Dan Simeone: What inspired you to be a producer?
Christine Vachon: I was inspired after having worked in many departments of production, and decided that producer was right for me.
DS: You work on a bunch of films each year. How do you choose what you'll work on and manage all that time?
CV: I decided what to work on based on if I could get financing for it and above the line actors, and director’s schedules. And I manage it, just like anyone in any other business, by calling people, taking meetings, etc.
DS: How did working on the set of Kill Your Darlings compare to other films?
CV: Working on the set of Kill Your Darlings was not different from others. Period pieces have their challenges, ambitious directors and not enough money.
DS: Why are you telling a beatnik story now? Were you inspired by other recent efforts like Howl, Big Sur, and On the Road? Why do you think the beats are such a hot topic right now in independent cinema?

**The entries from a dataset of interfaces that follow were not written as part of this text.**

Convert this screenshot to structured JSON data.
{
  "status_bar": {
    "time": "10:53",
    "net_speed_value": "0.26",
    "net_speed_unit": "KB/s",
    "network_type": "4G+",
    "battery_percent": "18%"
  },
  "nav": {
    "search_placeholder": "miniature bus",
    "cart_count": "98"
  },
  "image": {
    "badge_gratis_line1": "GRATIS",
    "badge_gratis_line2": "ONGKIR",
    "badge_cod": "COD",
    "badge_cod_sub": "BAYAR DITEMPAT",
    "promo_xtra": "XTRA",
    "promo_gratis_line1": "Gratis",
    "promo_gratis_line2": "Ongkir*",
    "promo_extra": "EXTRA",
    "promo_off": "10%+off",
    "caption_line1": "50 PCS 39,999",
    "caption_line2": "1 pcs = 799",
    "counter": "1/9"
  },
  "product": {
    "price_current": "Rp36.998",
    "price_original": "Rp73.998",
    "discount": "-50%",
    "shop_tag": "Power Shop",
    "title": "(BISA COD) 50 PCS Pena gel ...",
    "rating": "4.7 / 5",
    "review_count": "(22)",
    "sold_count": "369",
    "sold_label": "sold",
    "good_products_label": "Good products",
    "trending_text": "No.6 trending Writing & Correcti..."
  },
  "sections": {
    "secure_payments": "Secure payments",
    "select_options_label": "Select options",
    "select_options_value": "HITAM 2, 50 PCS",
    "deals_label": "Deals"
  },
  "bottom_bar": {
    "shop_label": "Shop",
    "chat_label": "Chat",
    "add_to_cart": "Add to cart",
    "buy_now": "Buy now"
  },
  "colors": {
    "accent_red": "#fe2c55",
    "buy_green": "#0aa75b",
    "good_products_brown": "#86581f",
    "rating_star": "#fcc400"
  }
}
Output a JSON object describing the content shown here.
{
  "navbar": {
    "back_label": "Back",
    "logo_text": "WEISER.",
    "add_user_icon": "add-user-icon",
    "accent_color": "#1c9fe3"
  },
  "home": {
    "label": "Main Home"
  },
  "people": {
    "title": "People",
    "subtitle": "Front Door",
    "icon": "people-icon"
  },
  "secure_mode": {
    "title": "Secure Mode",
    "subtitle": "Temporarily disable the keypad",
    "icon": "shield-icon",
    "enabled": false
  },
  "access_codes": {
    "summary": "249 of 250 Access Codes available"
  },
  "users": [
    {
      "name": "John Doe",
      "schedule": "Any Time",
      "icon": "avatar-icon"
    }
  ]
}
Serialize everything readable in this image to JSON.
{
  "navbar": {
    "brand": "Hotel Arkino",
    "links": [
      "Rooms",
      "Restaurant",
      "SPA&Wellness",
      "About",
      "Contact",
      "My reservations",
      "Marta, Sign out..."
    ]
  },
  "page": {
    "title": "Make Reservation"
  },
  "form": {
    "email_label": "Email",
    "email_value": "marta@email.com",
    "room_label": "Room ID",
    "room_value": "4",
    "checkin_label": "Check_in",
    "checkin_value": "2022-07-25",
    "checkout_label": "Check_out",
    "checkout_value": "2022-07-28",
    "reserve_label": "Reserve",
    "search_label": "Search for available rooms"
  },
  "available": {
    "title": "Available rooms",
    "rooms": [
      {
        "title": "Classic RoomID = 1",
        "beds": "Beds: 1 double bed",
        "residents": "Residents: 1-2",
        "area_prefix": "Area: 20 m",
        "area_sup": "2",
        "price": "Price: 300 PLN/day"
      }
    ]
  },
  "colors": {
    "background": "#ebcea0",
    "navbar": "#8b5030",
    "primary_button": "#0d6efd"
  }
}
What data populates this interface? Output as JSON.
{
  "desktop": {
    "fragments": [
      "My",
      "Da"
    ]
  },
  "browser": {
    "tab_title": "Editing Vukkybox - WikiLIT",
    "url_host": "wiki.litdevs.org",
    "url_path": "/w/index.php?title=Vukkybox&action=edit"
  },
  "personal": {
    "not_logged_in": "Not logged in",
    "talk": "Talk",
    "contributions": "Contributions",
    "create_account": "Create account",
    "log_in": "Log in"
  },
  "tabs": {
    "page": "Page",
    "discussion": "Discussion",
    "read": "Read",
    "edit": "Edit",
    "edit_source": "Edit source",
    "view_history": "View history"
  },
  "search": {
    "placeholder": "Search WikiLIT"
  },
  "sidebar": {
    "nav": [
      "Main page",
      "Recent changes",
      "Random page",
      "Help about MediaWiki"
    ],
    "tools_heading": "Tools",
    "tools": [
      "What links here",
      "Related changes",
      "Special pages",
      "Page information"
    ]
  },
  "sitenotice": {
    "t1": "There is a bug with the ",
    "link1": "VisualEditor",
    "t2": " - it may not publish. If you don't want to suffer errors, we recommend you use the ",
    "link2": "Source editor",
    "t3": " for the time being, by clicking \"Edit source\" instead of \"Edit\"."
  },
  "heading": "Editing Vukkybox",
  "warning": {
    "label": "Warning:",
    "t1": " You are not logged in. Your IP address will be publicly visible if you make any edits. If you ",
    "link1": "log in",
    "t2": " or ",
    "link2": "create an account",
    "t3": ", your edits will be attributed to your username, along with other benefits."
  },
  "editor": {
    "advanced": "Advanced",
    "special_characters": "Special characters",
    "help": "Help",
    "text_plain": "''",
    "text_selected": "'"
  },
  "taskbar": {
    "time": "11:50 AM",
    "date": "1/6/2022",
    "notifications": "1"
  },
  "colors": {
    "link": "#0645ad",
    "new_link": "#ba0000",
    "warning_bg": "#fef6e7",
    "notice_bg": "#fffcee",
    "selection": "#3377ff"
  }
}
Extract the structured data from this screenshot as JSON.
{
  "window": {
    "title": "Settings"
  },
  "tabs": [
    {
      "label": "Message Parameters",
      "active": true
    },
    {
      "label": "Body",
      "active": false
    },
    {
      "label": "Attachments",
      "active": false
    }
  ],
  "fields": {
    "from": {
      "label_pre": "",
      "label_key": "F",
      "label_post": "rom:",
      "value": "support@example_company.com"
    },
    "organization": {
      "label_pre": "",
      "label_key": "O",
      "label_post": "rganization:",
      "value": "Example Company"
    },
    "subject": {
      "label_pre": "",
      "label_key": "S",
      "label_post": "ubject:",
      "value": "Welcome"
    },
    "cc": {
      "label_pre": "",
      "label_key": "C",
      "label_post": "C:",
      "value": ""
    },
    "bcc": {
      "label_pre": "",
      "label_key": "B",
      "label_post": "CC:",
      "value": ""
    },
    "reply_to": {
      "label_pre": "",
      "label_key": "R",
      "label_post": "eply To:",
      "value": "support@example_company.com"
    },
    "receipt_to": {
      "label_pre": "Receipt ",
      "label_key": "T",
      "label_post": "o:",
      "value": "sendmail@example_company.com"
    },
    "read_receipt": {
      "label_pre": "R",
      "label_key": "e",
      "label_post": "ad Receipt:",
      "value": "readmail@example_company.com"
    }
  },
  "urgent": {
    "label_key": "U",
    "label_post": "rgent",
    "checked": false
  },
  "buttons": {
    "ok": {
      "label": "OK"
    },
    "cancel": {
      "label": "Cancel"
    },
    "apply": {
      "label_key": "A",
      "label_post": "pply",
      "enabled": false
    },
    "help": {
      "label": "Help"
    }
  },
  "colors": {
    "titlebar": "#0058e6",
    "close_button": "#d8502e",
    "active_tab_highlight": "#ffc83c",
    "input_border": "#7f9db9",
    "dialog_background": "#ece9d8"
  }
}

CV: Beatniks have a timeliness to them. It’s like a pendulum, sometimes it’s up more than other times. Due Walter Salles’ unsuccessful film [On the Road, a recent adaptation of the beat classic novel of the same name starring Sam Riley, Garret Hedlun and Kristin Stewart], we had to make ours stand out and be different.